The best you can do is book and decide if it’s still safe and worth it for you to do the hike with your gear when you arrive. We did hear of people asking if they could hike the Tongariro crossing with their babies or young toddlers, which I cannot recommend. The trail is not suitable for strollers and prams, and the crossing has rugged-enough ground that it’s not safe to baby-wear either. But for everyone else, we even had a man in his 70s doing the trail along with us, so it’s really not that hard.

After this we headed down to Taumarunui for a night before starting our next great walk. Kay wasn’t going to let me rest for a minute. 😉

Bariloche, Argentina

I read about Bariloche being a beautiful place for hiking, with lush green landscapes, but because Kay wanted to wait for some cama-style bus tickets instead of semi-cama from El Chalten, which ended up taking us 26h in the bus, we ended up having only a couple days in Bariloche and more time in El Chalten. Plus, allll that time in the bus. What are you going to do… honestly, it was a nice break in the bus. 🙂 By the time we got to Bariloche, I was really worn out from hiking and I needed little break.

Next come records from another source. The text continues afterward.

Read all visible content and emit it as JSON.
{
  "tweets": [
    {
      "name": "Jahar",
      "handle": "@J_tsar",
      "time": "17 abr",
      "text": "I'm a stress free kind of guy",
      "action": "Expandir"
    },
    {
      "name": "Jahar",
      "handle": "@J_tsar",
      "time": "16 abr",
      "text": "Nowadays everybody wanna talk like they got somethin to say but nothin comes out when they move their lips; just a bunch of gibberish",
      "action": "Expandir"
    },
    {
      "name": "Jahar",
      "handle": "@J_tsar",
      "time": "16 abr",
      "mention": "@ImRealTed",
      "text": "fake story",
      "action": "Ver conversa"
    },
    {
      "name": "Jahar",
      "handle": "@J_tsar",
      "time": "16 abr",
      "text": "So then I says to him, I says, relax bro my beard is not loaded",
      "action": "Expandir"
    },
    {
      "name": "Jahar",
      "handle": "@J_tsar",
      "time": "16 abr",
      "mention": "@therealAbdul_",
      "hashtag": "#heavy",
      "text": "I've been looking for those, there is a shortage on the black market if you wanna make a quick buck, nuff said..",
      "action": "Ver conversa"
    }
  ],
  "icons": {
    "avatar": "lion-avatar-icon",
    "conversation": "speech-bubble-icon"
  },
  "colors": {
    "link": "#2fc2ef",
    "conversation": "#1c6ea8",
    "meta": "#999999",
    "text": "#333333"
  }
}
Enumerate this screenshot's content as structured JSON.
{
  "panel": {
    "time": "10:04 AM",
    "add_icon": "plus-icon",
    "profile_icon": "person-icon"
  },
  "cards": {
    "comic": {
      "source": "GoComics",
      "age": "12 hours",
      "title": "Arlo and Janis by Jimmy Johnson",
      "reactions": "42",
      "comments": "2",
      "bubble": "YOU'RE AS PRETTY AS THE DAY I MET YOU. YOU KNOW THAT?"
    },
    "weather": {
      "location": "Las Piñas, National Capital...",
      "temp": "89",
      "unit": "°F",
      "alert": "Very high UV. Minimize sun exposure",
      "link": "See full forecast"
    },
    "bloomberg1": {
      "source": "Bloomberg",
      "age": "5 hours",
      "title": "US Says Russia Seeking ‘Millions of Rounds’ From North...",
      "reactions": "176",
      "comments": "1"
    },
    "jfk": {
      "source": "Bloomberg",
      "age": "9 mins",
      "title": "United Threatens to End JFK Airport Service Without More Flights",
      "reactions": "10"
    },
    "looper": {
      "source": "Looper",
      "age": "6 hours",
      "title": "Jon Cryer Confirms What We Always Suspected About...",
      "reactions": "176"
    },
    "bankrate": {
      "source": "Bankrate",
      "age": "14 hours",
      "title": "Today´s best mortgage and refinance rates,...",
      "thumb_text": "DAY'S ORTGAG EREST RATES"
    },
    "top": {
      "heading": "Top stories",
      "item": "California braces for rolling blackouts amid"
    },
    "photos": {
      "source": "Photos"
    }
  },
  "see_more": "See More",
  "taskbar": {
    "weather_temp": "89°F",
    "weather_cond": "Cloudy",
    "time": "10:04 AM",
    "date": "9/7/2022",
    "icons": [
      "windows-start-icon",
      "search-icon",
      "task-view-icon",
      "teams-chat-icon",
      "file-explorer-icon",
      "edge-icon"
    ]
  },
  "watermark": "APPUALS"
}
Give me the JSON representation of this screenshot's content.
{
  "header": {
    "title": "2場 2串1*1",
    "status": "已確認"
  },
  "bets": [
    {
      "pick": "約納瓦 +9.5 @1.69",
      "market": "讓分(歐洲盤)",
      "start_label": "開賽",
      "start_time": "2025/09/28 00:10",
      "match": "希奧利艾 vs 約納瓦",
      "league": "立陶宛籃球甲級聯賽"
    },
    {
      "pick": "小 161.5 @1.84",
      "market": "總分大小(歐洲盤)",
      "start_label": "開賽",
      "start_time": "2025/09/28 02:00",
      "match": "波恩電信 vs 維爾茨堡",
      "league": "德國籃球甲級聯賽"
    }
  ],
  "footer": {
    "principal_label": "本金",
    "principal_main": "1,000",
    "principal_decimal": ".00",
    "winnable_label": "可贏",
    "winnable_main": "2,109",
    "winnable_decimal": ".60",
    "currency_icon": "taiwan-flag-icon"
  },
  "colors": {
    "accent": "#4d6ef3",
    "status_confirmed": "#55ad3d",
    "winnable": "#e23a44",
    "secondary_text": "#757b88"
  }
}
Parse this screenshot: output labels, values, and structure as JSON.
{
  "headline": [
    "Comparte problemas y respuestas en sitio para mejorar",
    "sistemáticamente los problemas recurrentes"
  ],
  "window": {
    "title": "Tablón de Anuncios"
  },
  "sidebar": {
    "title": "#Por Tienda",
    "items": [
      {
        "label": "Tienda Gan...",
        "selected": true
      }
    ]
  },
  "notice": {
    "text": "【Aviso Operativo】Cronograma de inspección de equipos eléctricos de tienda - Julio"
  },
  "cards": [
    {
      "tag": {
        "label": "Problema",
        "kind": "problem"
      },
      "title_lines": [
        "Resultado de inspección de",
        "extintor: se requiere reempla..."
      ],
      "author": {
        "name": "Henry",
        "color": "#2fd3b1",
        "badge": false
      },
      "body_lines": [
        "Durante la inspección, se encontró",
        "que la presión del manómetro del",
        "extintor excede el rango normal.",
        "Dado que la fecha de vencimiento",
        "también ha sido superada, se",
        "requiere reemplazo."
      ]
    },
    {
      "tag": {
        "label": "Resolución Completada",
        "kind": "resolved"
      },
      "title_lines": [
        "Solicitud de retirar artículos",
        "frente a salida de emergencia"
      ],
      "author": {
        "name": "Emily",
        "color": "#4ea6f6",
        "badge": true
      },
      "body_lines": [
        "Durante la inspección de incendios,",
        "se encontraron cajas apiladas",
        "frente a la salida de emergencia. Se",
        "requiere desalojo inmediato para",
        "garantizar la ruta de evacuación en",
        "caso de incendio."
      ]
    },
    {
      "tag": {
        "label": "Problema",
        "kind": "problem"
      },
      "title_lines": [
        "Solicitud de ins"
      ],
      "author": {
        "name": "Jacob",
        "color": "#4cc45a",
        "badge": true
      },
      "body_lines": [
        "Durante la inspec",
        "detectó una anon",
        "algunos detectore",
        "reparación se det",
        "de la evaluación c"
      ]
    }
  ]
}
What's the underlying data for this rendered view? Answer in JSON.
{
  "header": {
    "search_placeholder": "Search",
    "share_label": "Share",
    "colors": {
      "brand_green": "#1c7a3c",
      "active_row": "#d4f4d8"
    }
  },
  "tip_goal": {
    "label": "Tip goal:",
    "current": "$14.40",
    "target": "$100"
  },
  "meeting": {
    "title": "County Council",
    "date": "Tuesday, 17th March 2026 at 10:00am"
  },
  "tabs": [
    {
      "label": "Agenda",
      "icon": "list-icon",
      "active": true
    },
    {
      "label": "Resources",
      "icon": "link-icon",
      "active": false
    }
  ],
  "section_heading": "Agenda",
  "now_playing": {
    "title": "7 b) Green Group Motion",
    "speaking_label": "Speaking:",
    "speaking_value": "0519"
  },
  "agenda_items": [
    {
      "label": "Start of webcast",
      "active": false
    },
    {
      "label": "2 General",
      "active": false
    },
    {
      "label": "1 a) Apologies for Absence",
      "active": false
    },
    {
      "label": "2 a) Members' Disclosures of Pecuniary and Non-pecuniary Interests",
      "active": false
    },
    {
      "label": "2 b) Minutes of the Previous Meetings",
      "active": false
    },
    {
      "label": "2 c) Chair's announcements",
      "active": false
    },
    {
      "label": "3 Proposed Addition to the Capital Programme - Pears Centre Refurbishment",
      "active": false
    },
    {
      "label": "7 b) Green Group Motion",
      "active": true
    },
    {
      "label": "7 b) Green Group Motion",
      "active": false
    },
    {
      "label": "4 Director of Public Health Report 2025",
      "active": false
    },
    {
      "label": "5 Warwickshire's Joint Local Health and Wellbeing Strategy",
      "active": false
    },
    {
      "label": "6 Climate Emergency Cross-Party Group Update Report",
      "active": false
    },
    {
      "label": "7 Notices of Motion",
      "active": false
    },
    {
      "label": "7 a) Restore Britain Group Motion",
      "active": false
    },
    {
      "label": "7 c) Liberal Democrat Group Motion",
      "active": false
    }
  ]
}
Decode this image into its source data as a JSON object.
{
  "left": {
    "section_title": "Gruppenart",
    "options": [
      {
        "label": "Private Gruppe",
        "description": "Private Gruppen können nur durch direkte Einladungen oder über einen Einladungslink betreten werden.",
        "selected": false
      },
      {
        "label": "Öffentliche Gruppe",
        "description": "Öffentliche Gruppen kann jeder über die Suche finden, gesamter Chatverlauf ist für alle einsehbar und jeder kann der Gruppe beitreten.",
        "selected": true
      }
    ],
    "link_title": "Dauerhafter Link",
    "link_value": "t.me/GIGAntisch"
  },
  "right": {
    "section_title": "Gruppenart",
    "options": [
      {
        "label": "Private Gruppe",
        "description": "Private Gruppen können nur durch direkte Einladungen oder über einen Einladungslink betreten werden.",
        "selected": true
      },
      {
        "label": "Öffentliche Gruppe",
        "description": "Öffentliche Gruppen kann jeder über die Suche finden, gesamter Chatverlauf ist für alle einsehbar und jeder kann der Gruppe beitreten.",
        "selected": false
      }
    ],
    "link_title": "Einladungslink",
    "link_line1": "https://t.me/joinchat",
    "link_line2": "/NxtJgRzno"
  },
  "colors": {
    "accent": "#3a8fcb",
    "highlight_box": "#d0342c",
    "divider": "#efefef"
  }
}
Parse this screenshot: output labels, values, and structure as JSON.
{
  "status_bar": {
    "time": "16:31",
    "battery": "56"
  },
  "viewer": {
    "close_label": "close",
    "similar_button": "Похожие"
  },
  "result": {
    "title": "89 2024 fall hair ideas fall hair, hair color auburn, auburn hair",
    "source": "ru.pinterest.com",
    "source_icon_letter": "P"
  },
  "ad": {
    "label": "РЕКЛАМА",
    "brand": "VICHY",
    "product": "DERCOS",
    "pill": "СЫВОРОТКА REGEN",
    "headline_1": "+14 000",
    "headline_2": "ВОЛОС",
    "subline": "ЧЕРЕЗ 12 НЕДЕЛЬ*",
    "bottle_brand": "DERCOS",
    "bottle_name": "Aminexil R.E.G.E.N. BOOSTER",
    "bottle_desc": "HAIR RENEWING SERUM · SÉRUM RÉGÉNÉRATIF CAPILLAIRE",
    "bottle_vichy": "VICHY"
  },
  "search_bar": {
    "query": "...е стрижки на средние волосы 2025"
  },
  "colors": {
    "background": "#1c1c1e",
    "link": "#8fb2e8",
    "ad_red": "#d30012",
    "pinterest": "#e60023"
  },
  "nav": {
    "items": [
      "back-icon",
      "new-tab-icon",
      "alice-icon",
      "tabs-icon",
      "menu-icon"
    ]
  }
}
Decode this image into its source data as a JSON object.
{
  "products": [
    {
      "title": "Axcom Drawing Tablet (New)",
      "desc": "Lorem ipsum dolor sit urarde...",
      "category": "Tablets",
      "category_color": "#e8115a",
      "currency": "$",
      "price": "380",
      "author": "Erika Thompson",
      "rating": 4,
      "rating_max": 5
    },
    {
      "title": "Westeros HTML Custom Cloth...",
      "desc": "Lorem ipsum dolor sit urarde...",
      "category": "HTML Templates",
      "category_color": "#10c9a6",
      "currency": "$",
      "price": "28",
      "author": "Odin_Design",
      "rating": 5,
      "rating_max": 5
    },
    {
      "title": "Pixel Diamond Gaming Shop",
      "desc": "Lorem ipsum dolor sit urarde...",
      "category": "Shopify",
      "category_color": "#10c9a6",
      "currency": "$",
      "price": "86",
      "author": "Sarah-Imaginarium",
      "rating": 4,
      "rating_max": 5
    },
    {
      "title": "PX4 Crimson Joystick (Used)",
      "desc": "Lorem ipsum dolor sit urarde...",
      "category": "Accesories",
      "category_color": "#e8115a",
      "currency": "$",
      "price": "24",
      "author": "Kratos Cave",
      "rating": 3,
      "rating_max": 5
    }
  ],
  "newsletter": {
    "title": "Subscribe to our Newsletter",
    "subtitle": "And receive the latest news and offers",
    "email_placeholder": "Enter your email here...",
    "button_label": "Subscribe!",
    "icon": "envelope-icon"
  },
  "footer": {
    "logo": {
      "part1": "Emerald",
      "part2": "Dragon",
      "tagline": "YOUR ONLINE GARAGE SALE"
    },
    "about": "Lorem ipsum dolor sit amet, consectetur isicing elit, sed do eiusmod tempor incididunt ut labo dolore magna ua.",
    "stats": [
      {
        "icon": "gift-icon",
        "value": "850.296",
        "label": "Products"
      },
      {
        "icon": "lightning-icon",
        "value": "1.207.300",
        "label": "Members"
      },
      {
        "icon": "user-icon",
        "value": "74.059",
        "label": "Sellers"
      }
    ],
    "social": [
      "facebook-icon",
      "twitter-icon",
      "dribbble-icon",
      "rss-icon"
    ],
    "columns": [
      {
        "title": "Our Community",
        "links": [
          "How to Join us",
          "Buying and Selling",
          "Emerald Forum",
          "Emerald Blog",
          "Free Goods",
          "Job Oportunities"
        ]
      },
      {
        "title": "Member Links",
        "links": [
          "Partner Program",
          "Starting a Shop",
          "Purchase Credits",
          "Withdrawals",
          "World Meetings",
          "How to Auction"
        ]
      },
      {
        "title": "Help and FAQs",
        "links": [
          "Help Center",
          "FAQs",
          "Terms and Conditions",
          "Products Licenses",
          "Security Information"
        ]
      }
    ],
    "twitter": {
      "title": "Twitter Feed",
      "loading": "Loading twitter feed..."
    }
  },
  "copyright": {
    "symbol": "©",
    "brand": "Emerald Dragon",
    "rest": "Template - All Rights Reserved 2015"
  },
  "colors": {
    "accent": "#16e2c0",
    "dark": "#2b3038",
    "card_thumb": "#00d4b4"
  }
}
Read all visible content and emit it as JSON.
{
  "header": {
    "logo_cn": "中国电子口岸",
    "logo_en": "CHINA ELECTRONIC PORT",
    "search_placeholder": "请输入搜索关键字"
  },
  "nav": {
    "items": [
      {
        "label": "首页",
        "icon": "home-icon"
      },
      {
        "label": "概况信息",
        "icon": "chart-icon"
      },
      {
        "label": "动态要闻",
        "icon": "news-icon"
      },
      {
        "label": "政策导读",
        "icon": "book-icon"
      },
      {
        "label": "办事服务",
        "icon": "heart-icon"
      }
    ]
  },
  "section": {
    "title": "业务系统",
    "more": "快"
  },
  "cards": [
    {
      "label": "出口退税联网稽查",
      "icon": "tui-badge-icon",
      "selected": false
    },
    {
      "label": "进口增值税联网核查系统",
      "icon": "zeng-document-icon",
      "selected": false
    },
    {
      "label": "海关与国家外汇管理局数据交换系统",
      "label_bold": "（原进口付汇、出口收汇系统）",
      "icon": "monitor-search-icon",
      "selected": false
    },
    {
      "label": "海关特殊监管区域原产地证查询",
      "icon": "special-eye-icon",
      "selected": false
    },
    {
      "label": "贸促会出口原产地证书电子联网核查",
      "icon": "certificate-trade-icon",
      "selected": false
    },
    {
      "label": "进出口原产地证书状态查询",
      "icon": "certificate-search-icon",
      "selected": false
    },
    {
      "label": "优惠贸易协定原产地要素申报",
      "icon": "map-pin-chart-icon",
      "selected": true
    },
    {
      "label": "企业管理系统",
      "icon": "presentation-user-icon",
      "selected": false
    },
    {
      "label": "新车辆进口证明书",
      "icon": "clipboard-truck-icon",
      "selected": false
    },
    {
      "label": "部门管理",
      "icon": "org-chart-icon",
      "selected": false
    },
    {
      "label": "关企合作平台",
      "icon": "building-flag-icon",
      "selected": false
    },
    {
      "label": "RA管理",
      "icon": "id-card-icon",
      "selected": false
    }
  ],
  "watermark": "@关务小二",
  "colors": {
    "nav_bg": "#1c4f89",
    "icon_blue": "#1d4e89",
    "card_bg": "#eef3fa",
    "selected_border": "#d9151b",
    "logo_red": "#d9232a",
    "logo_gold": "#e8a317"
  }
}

We were a little grumpy upon arrival because our hostel overbooked and at nearly midnight, did not have room for us, so they needed to shuttle us over to another one of their properties, which was really not amusing after such a long day traveling.Bariloche IS really pretty though. It is so incandescent. It reminded us so much of home! Brilliant green hills and sun, hilly landscapes and crystal blue water. Mmm.We took a bus from the city to the base of Cerro Campanario and then walked up the hill, which only took us like 15-20 minutes instead of the 40 they quoted us.On the second day we took the bus back to almost the same spot and rented bikes from Circuito Chico Mountain Bike, where below you can see the 27km route we took.We ended up doing the detour to the Swiss village because we HAD to… even though I’m not the best on the bike and I didn’t like it when we went on unpaved roads, or too fast, or too steep uphill. It’s hard guys. Hard.We took our time, mostly because I kept hopping off the bike to push it up the hill while Kay sat at the top waiting for me and laughing. Sometimes, I would get back on shortly before the top and ride the last way up so that he wouldn’t know just how much I was really walking up the hills…See, I look like I’m made for biking, but I am not. All that hiking and muscles in my legs, and they are like jelly on hills. Although if it was a little flatter, I sometimes gave Kay a run for his money.After Bariloche, it was time to head back to Buenos Aires and pick up our luggage holding the dive gear after 3-4 weeks without it. The weather in BA was a lot rainier and miserable than our landing in Argentina and we spent the day touring Casa Rosada, which only holds tours on Saturdays and Sundays.Next it was time to fly on to Auckland and start our trekking in New Zealand!